* **WORK REQUEST**:
Word for word, reproduce the records that follow.

+++ DATA EXCERPTS +++

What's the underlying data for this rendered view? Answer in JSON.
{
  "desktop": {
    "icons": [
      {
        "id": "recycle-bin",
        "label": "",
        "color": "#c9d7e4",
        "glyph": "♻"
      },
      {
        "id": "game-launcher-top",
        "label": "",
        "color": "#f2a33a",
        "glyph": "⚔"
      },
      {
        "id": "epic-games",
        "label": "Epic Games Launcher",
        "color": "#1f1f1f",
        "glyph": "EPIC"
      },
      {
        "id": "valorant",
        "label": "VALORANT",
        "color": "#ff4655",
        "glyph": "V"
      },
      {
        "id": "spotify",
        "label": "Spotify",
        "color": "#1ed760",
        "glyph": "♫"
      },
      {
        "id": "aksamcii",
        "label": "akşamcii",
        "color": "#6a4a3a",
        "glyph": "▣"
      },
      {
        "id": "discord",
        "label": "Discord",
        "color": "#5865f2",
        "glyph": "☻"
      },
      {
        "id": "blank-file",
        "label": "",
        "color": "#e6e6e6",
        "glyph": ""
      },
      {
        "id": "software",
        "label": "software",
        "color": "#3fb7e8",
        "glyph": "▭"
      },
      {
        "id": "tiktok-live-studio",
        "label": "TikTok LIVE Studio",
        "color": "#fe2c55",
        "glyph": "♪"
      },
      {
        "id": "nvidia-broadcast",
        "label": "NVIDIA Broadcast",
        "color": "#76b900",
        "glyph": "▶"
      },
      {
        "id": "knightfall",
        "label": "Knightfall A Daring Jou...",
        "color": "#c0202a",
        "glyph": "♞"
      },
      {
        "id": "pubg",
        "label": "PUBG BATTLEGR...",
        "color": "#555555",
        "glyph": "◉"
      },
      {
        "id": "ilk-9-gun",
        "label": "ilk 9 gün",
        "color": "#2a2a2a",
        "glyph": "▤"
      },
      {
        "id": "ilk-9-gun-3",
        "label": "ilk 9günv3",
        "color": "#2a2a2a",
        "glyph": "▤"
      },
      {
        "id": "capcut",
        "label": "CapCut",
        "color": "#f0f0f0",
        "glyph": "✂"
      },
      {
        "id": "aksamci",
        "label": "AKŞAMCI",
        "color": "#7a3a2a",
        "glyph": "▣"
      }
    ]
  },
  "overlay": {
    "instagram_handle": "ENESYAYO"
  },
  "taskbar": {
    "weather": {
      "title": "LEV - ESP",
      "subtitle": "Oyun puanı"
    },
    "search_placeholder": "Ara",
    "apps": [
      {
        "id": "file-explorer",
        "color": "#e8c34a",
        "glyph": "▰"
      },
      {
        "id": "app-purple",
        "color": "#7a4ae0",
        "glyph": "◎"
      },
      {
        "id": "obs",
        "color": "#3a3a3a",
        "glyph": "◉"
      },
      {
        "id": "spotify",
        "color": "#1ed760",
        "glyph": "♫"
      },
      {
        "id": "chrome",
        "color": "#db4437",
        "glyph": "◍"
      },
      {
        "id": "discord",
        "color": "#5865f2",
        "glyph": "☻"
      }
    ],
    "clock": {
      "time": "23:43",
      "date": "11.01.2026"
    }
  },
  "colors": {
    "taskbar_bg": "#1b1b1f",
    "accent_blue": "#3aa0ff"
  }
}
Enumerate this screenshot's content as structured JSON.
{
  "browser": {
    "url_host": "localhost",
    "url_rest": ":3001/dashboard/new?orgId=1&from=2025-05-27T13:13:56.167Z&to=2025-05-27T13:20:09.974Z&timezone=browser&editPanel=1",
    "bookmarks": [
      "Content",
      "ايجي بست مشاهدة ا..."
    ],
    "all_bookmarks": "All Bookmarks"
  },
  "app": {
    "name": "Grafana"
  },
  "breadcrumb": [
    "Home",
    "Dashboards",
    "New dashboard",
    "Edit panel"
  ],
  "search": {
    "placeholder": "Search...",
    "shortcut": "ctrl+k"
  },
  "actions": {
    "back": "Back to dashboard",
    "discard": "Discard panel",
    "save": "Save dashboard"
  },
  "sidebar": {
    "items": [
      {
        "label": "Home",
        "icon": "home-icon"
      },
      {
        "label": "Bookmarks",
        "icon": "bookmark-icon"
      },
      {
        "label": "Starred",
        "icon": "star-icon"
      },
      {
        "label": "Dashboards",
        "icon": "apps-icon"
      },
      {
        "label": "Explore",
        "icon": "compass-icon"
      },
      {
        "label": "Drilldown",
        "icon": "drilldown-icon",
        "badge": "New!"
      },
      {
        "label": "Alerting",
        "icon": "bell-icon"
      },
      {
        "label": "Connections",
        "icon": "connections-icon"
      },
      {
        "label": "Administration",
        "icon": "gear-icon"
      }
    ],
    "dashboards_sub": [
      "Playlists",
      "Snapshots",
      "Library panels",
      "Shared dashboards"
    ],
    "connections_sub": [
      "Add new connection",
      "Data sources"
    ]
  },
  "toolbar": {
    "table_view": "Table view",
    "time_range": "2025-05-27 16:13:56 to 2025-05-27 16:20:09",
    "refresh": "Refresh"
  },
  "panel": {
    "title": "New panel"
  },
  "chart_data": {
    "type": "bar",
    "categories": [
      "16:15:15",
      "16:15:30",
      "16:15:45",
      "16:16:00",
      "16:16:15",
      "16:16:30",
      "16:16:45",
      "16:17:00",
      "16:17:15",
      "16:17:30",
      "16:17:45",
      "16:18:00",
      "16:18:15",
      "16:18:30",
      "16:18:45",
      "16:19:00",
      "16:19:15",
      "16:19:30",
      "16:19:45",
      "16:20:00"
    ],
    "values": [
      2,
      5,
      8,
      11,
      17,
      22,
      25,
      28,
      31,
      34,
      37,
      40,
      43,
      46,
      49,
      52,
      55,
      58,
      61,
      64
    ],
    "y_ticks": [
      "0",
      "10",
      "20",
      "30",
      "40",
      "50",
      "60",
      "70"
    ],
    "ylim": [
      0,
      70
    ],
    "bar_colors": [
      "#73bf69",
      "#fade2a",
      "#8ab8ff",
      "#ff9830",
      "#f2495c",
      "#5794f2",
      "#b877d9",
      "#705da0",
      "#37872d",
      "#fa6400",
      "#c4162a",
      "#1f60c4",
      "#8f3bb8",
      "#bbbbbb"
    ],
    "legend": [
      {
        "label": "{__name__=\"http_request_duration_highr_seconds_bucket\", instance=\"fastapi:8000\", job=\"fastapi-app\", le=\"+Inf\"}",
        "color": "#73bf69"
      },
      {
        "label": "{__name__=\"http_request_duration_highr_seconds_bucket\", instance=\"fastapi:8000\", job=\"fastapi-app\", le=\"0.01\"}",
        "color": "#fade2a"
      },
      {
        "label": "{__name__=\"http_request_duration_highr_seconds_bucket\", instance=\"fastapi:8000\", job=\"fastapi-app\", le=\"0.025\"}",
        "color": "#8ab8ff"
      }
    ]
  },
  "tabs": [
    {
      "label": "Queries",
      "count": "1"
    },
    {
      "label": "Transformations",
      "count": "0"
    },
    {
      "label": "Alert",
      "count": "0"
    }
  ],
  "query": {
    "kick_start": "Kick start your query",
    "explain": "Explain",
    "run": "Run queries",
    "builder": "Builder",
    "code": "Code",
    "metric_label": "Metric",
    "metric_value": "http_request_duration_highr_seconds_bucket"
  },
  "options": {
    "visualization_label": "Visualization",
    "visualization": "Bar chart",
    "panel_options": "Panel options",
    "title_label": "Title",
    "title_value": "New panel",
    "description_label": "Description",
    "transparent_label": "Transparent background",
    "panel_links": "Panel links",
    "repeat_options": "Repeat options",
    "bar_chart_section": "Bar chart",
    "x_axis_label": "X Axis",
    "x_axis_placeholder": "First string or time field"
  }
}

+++

* **RESULT OF THIS EXERCISE**:
What's the underlying data for this rendered view? Answer in JSON.
{
  "desktop": {
    "icons": [
      {
        "id": "recycle-bin",
        "label": "",
        "color": "#c9d7e4",
        "glyph": "♻"
      },
      {
        "id": "game-launcher-top",
        "label": "",
        "color": "#f2a33a",
        "glyph": "⚔"
      },
      {
        "id": "epic-games",
        "label": "Epic Games Launcher",
        "color": "#1f1f1f",
        "glyph": "EPIC"
      },
      {
        "id": "valorant",
        "label": "VALORANT",
        "color": "#ff4655",
        "glyph": "V"
      },
      {
        "id": "spotify",
        "label": "Spotify",
        "color": "#1ed760",
        "glyph": "♫"
      },
      {
        "id": "aksamcii",
        "label": "akşamcii",
        "color": "#6a4a3a",
        "glyph": "▣"
      },
      {
        "id": "discord",
        "label": "Discord",
        "color": "#5865f2",
        "glyph": "☻"
      },
      {
        "id": "blank-file",
        "label": "",
        "color": "#e6e6e6",
        "glyph": ""
      },
      {
        "id": "software",
        "label": "software",
        "color": "#3fb7e8",
        "glyph": "▭"
      },
      {
        "id": "tiktok-live-studio",
        "label": "TikTok LIVE Studio",
        "color": "#fe2c55",
        "glyph": "♪"
      },
      {
        "id": "nvidia-broadcast",
        "label": "NVIDIA Broadcast",
        "color": "#76b900",
        "glyph": "▶"
      },
      {
        "id": "knightfall",
        "label": "Knightfall A Daring Jou...",
        "color": "#c0202a",
        "glyph": "♞"
      },
      {
        "id": "pubg",
        "label": "PUBG BATTLEGR...",
        "color": "#555555",
        "glyph": "◉"
      },
      {
        "id": "ilk-9-gun",
        "label": "ilk 9 gün",
        "color": "#2a2a2a",
        "glyph": "▤"
      },
      {
        "id": "ilk-9-gun-3",
        "label": "ilk 9günv3",
        "color": "#2a2a2a",
        "glyph": "▤"
      },
      {
        "id": "capcut",
        "label": "CapCut",
        "color": "#f0f0f0",
        "glyph": "✂"
      },
      {
        "id": "aksamci",
        "label": "AKŞAMCI",
        "color": "#7a3a2a",
        "glyph": "▣"
      }
    ]
  },
  "overlay": {
    "instagram_handle": "ENESYAYO"
  },
  "taskbar": {
    "weather": {
      "title": "LEV - ESP",
      "subtitle": "Oyun puanı"
    },
    "search_placeholder": "Ara",
    "apps": [
      {
        "id": "file-explorer",
        "color": "#e8c34a",
        "glyph": "▰"
      },
      {
        "id": "app-purple",
        "color": "#7a4ae0",
        "glyph": "◎"
      },
      {
        "id": "obs",
        "color": "#3a3a3a",
        "glyph": "◉"
      },
      {
        "id": "spotify",
        "color": "#1ed760",
        "glyph": "♫"
      },
      {
        "id": "chrome",
        "color": "#db4437",
        "glyph": "◍"
      },
      {
        "id": "discord",
        "color": "#5865f2",
        "glyph": "☻"
      }
    ],
    "clock": {
      "time": "23:43",
      "date": "11.01.2026"
    }
  },
  "colors": {
    "taskbar_bg": "#1b1b1f",
    "accent_blue": "#3aa0ff"
  }
}
Enumerate this screenshot's content as structured JSON.
{
  "browser": {
    "url_host": "localhost",
    "url_rest": ":3001/dashboard/new?orgId=1&from=2025-05-27T13:13:56.167Z&to=2025-05-27T13:20:09.974Z&timezone=browser&editPanel=1",
    "bookmarks": [
      "Content",
      "ايجي بست مشاهدة ا..."
    ],
    "all_bookmarks": "All Bookmarks"
  },
  "app": {
    "name": "Grafana"
  },
  "breadcrumb": [
    "Home",
    "Dashboards",
    "New dashboard",
    "Edit panel"
  ],
  "search": {
    "placeholder": "Search...",
    "shortcut": "ctrl+k"
  },
  "actions": {
    "back": "Back to dashboard",
    "discard": "Discard panel",
    "save": "Save dashboard"
  },
  "sidebar": {
    "items": [
      {
        "label": "Home",
        "icon": "home-icon"
      },
      {
        "label": "Bookmarks",
        "icon": "bookmark-icon"
      },
      {
        "label": "Starred",
        "icon": "star-icon"
      },
      {
        "label": "Dashboards",
        "icon": "apps-icon"
      },
      {
        "label": "Explore",
        "icon": "compass-icon"
      },
      {
        "label": "Drilldown",
        "icon": "drilldown-icon",
        "badge": "New!"
      },
      {
        "label": "Alerting",
        "icon": "bell-icon"
      },
      {
        "label": "Connections",
        "icon": "connections-icon"
      },
      {
        "label": "Administration",
        "icon": "gear-icon"
      }
    ],
    "dashboards_sub": [
      "Playlists",
      "Snapshots",
      "Library panels",
      "Shared dashboards"
    ],
    "connections_sub": [
      "Add new connection",
      "Data sources"
    ]
  },
  "toolbar": {
    "table_view": "Table view",
    "time_range": "2025-05-27 16:13:56 to 2025-05-27 16:20:09",
    "refresh": "Refresh"
  },
  "panel": {
    "title": "New panel"
  },
  "chart_data": {
    "type": "bar",
    "categories": [
      "16:15:15",
      "16:15:30",
      "16:15:45",
      "16:16:00",
      "16:16:15",
      "16:16:30",
      "16:16:45",
      "16:17:00",
      "16:17:15",
      "16:17:30",
      "16:17:45",
      "16:18:00",
      "16:18:15",
      "16:18:30",
      "16:18:45",
      "16:19:00",
      "16:19:15",
      "16:19:30",
      "16:19:45",
      "16:20:00"
    ],
    "values": [
      2,
      5,
      8,
      11,
      17,
      22,
      25,
      28,
      31,
      34,
      37,
      40,
      43,
      46,
      49,
      52,
      55,
      58,
      61,
      64
    ],
    "y_ticks": [
      "0",
      "10",
      "20",
      "30",
      "40",
      "50",
      "60",
      "70"
    ],
    "ylim": [
      0,
      70
    ],
    "bar_colors": [
      "#73bf69",
      "#fade2a",
      "#8ab8ff",
      "#ff9830",
      "#f2495c",
      "#5794f2",
      "#b877d9",
      "#705da0",
      "#37872d",
      "#fa6400",
      "#c4162a",
      "#1f60c4",
      "#8f3bb8",
      "#bbbbbb"
    ],
    "legend": [
      {
        "label": "{__name__=\"http_request_duration_highr_seconds_bucket\", instance=\"fastapi:8000\", job=\"fastapi-app\", le=\"+Inf\"}",
        "color": "#73bf69"
      },
      {
        "label": "{__name__=\"http_request_duration_highr_seconds_bucket\", instance=\"fastapi:8000\", job=\"fastapi-app\", le=\"0.01\"}",
        "color": "#fade2a"
      },
      {
        "label": "{__name__=\"http_request_duration_highr_seconds_bucket\", instance=\"fastapi:8000\", job=\"fastapi-app\", le=\"0.025\"}",
        "color": "#8ab8ff"
      }
    ]
  },
  "tabs": [
    {
      "label": "Queries",
      "count": "1"
    },
    {
      "label": "Transformations",
      "count": "0"
    },
    {
      "label": "Alert",
      "count": "0"
    }
  ],
  "query": {
    "kick_start": "Kick start your query",
    "explain": "Explain",
    "run": "Run queries",
    "builder": "Builder",
    "code": "Code",
    "metric_label": "Metric",
    "metric_value": "http_request_duration_highr_seconds_bucket"
  },
  "options": {
    "visualization_label": "Visualization",
    "visualization": "Bar chart",
    "panel_options": "Panel options",
    "title_label": "Title",
    "title_value": "New panel",
    "description_label": "Description",
    "transparent_label": "Transparent background",
    "panel_links": "Panel links",
    "repeat_options": "Repeat options",
    "bar_chart_section": "Bar chart",
    "x_axis_label": "X Axis",
    "x_axis_placeholder": "First string or time field"
  }
}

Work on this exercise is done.